Always in the deep woods when you leave familiar ground and step off alone into a new place there will be, along with the feelings of curiosity and excitement, a little nagging of dread. It is an ancient fear of the unknown and is your first bond with the wilderness you are going into. What you are doing is exploring. -- Wendell Berry

The TRIP: GUINEA - wonkifong --> MALI - bamako, djenne, douentza, Dogon Country --> Burkina Faso - ouagadougou, bobo-dioulasso, bala, ouagadougou --> GHANA - tamale, mole national park, tamale, yeji, volta lake ferry, akosombo, accra, green turtle lodge, elmina, cape coast, accra, hohoe and wli falls --> TOGO - kpalime, atakpame, lome --> BENIN - cotonu (transport stop) --> NIGER - niamey, tahoua, agadez, camel trek in aiir mtns, niamey --> BENIN (abomey, grand popo, ouidah, ganvie, cotonou) --> CAMEROON (douala, buea, top of Mt Cameroon, limbe, sangelima, yaounde, kribi, douala) --> MAURITANIA (nouakchott, atar, chinguetti, camels into the sahara, terjit, choume, ride the coal train, nouadhibou) --> MOROCCO (western sahara, dakhla, agadir, essaouira, marrakesh, imlil, summit of jebel toubkal, fes, chefchaouen) --> cross the Strait of Gibraltar --> Malaga, Spain --> fly to Geneva, Switzerland --> Les Grangettes, France
Click for a map. Updated April 30, 2007

jeudi, octobre 19, 2006

The First Day of School (October 9, 2006)

Finally, the first day of school arrived. Today was the official opening! What would it bring? How different will school be in Wonkifong compared to Portland? Many questions were racing through my mind as I began walking to school at 7:30 this morning. School starts at 8:00 and even though I will not be teaching on Mondays (I teach Tuesday – Thursday) I wanted to be present for the first day.

I am only teaching three days a week for a variety of reasons. First of all, the Peace Corps limits teachers to 12 hours a week so that volunteers have time to work on community development projects, integrate into the community and promote cultural exchange. On a more local level, my school complex only has two buildings of three classrooms each. This means that there are only six physical spaces whereas there are nine groups of students (2 – 7th, 3 – 8th, 2 – 9th, 2 – 10th). As a result, class times have been cut back.
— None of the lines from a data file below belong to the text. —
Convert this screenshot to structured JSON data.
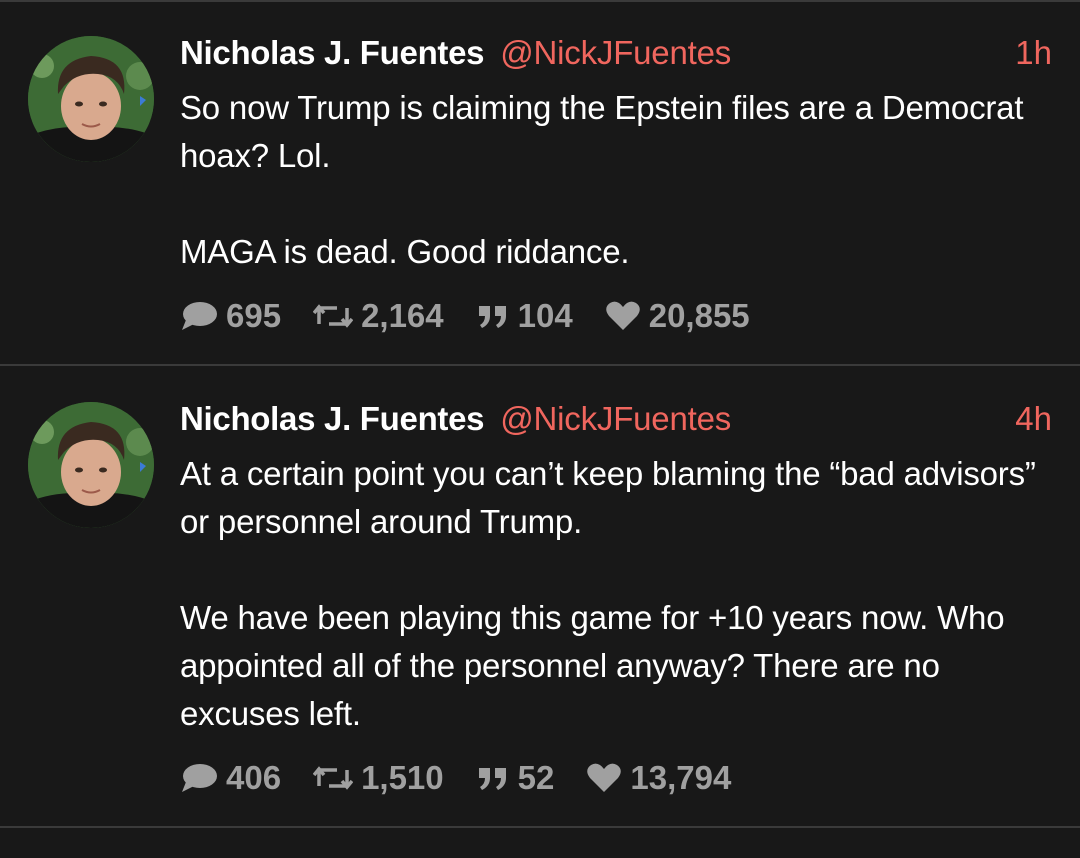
{
  "colors": {
    "background": "#181818",
    "divider": "#3a3a3a",
    "accent": "#f0665e",
    "text": "#ffffff",
    "muted": "#a0a0a0"
  },
  "posts": [
    {
      "display_name": "Nicholas J. Fuentes",
      "handle": "@NickJFuentes",
      "time": "1h",
      "paragraphs": [
        "So now Trump is claiming the Epstein files are a Democrat hoax? Lol.",
        "MAGA is dead. Good riddance."
      ],
      "stats": {
        "replies": "695",
        "reposts": "2,164",
        "quotes": "104",
        "likes": "20,855"
      }
    },
    {
      "display_name": "Nicholas J. Fuentes",
      "handle": "@NickJFuentes",
      "time": "4h",
      "paragraphs": [
        "At a certain point you can’t keep blaming the “bad advisors” or personnel around Trump.",
        "We have been playing this game for +10 years now. Who appointed all of the personnel anyway? There are no excuses left."
      ],
      "stats": {
        "replies": "406",
        "reposts": "1,510",
        "quotes": "52",
        "likes": "13,794"
      }
    }
  ],
  "icons": {
    "reply": "speech-bubble-icon",
    "repost": "repost-arrows-icon",
    "quote": "quote-marks-icon",
    "like": "heart-icon"
  }
}
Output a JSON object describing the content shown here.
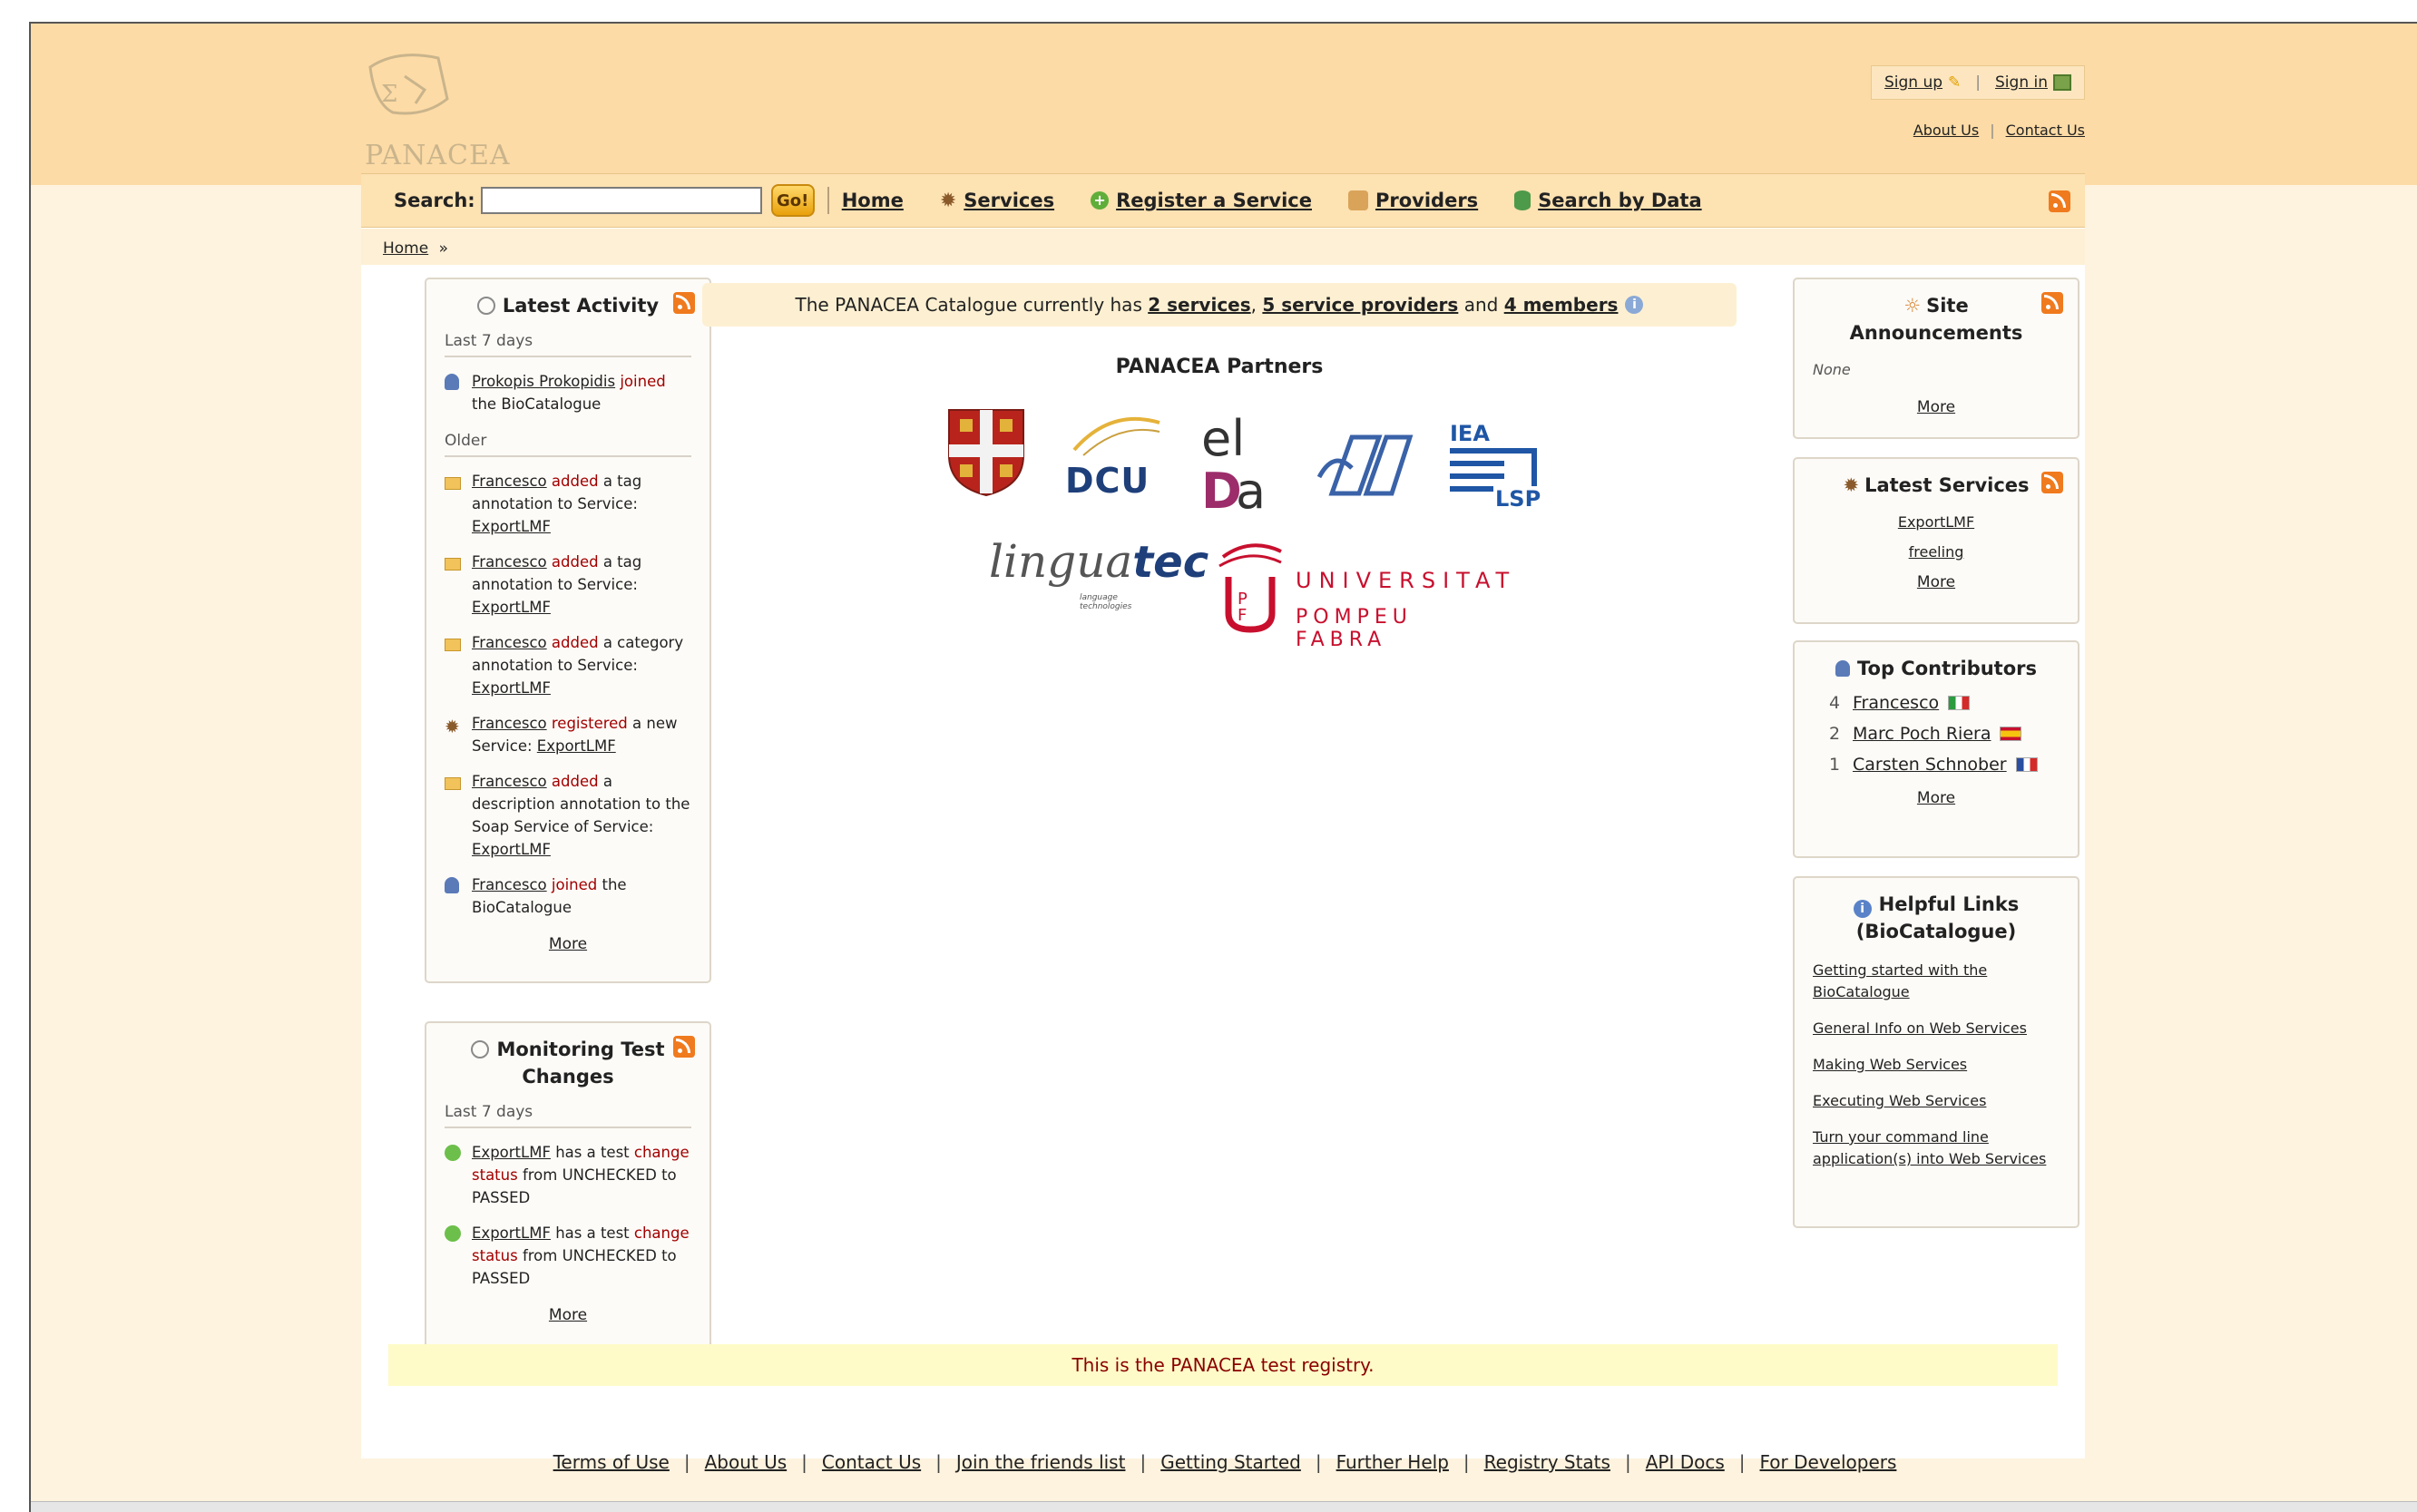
{
  "header": {
    "logo_text": "PANACEA",
    "signup": "Sign up",
    "signin": "Sign in",
    "about": "About Us",
    "contact": "Contact Us"
  },
  "nav": {
    "search_label": "Search:",
    "search_value": "",
    "go": "Go!",
    "items": [
      {
        "label": "Home",
        "icon": ""
      },
      {
        "label": "Services",
        "icon": "gear-icon"
      },
      {
        "label": "Register a Service",
        "icon": "plus-icon"
      },
      {
        "label": "Providers",
        "icon": "provider-icon"
      },
      {
        "label": "Search by Data",
        "icon": "database-icon"
      }
    ]
  },
  "breadcrumb": {
    "home": "Home",
    "sep": "»"
  },
  "latest_activity": {
    "title": "Latest Activity",
    "last7": "Last 7 days",
    "older": "Older",
    "recent": [
      {
        "user": "Prokopis Prokopidis",
        "verb": "joined",
        "rest": "the BioCatalogue"
      }
    ],
    "items": [
      {
        "user": "Francesco",
        "verb": "added",
        "rest": "a tag annotation to Service:",
        "target": "ExportLMF",
        "icon": "note-icon"
      },
      {
        "user": "Francesco",
        "verb": "added",
        "rest": "a tag annotation to Service:",
        "target": "ExportLMF",
        "icon": "note-icon"
      },
      {
        "user": "Francesco",
        "verb": "added",
        "rest": "a category annotation to Service:",
        "target": "ExportLMF",
        "icon": "note-icon"
      },
      {
        "user": "Francesco",
        "verb": "registered",
        "rest": "a new Service:",
        "target": "ExportLMF",
        "icon": "gear-icon"
      },
      {
        "user": "Francesco",
        "verb": "added",
        "rest": "a description annotation to the Soap Service of Service:",
        "target": "ExportLMF",
        "icon": "note-icon"
      },
      {
        "user": "Francesco",
        "verb": "joined",
        "rest": "the BioCatalogue",
        "target": "",
        "icon": "user-icon"
      }
    ],
    "more": "More"
  },
  "monitoring": {
    "title": "Monitoring Test Changes",
    "last7": "Last 7 days",
    "items": [
      {
        "target": "ExportLMF",
        "pre": "has a test",
        "verb": "change status",
        "rest": "from UNCHECKED to PASSED"
      },
      {
        "target": "ExportLMF",
        "pre": "has a test",
        "verb": "change status",
        "rest": "from UNCHECKED to PASSED"
      }
    ],
    "more": "More"
  },
  "stats": {
    "prefix": "The PANACEA Catalogue currently has",
    "services": "2 services",
    "comma": ",",
    "providers": "5 service providers",
    "and": "and",
    "members": "4 members"
  },
  "partners": {
    "title": "PANACEA Partners",
    "dcu": "DCU",
    "iea1": "IEA",
    "iea2": "LSP",
    "lingua": "lingua",
    "tec": "tec",
    "lingua_sub": "language technologies",
    "upf1": "UNIVERSITAT",
    "upf2": "POMPEU FABRA"
  },
  "announcements": {
    "title": "Site Announcements",
    "none": "None",
    "more": "More"
  },
  "latest_services": {
    "title": "Latest Services",
    "items": [
      "ExportLMF",
      "freeling"
    ],
    "more": "More"
  },
  "top_contributors": {
    "title": "Top Contributors",
    "items": [
      {
        "count": "4",
        "name": "Francesco",
        "flag": "it"
      },
      {
        "count": "2",
        "name": "Marc Poch Riera",
        "flag": "es"
      },
      {
        "count": "1",
        "name": "Carsten Schnober",
        "flag": "fr"
      }
    ],
    "more": "More"
  },
  "helpful": {
    "title": "Helpful Links (BioCatalogue)",
    "links": [
      "Getting started with the BioCatalogue",
      "General Info on Web Services",
      "Making Web Services",
      "Executing Web Services",
      "Turn your command line application(s) into Web Services"
    ]
  },
  "testbar": "This is the PANACEA test registry.",
  "footer": [
    "Terms of Use",
    "About Us",
    "Contact Us",
    "Join the friends list",
    "Getting Started",
    "Further Help",
    "Registry Stats",
    "API Docs",
    "For Developers"
  ],
  "colors": {
    "headband": "#fddba6",
    "nav": "#fde2b2",
    "accent_red": "#a10000",
    "rss": "#f07a1e"
  }
}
Students are supposed to get six hours of math a week but now only get four, even though the school is open Monday – Saturday. The school day is from 8 – 2:00 pm.

By 7:45 this morning, I am heading down the hill towards the school when I meet a teacher, he teaches biology, coming up the hill. He turns back towards the school with me though he said that no one was there yet. A little before 8:00 a lone student appears followed by the principal and his assistant. Well, I guess we will not be getting off to a flying start. By 8:15 about 15 students had arrived and a few teachers. Parents were coming in to register their students entering 7th grade (moving up from primary school). New students have to pay 5,000 Guinean Francs and either bring a 2 person desk with them or pay an additional 25,000 GF to have one made. Two families can go into a desk together. As a student leaves after 10th grade, they take the desk with them if it is still in decent condition.

At 9:00 about 60 or so students had shown up. The principal or any of the teachers are not fazed. “It’s the first week. By next week, most students should show up. Some are here today just to find out if classes are really starting or not. Tomorrow you will probably only have one class.”

I guess they are expecting only a small number of my approximately 270 students to show up. For the mathematicians out there, you are right. I have three classes with nearly 90 students in each class. The classrooms are smaller than what I had at Sunnyside and filled to the brim with these 2-seater desks. There are 50 desks in each class.

Well, let the games begin. Hopefully, my year's start will be better than the end of today. I got home to find that my container of freshly, hand-made peanut butter had come open in my bag. It was a gooey mess.